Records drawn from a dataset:
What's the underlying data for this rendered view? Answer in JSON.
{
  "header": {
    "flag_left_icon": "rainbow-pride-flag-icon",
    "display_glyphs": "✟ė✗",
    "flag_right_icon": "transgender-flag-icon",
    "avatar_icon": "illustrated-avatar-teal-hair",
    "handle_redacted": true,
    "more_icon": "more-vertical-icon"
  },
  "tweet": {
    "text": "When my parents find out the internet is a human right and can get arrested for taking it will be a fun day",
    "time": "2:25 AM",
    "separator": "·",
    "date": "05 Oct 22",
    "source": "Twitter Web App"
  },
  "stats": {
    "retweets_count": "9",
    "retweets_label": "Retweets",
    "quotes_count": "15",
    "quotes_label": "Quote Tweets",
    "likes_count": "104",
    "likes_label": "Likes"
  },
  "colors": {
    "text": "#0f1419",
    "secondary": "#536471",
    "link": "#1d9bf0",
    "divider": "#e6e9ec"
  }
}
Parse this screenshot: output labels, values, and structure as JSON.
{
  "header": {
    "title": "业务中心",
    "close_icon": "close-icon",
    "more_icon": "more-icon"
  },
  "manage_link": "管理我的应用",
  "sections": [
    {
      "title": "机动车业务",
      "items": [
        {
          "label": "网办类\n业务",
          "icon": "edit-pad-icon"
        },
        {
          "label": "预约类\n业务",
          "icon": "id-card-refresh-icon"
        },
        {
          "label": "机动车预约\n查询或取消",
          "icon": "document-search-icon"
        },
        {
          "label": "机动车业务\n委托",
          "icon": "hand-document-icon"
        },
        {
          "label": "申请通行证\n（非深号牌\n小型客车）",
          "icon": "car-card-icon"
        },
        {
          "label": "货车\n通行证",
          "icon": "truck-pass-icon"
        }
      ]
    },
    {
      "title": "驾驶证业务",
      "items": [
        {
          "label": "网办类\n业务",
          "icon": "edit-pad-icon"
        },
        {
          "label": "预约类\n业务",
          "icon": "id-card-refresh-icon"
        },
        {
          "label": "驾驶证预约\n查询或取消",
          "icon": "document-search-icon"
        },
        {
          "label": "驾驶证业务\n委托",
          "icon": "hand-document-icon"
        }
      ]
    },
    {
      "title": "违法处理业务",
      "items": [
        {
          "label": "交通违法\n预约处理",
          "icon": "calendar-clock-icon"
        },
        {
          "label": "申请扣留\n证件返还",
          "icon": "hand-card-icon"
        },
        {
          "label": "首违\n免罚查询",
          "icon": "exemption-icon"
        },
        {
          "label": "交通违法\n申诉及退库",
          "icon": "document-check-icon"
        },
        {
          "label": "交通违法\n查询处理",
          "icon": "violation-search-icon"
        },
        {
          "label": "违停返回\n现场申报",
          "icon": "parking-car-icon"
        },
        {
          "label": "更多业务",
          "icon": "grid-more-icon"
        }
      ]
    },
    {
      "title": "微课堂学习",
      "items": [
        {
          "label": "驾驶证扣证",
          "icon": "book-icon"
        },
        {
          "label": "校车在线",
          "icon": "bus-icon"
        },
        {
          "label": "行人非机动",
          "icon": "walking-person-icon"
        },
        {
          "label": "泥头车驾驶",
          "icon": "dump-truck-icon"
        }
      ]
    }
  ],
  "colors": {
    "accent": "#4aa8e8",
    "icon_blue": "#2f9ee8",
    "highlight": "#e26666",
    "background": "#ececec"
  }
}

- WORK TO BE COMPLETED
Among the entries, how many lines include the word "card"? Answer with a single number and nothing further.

- ANSWER TO THE EXERCISE
4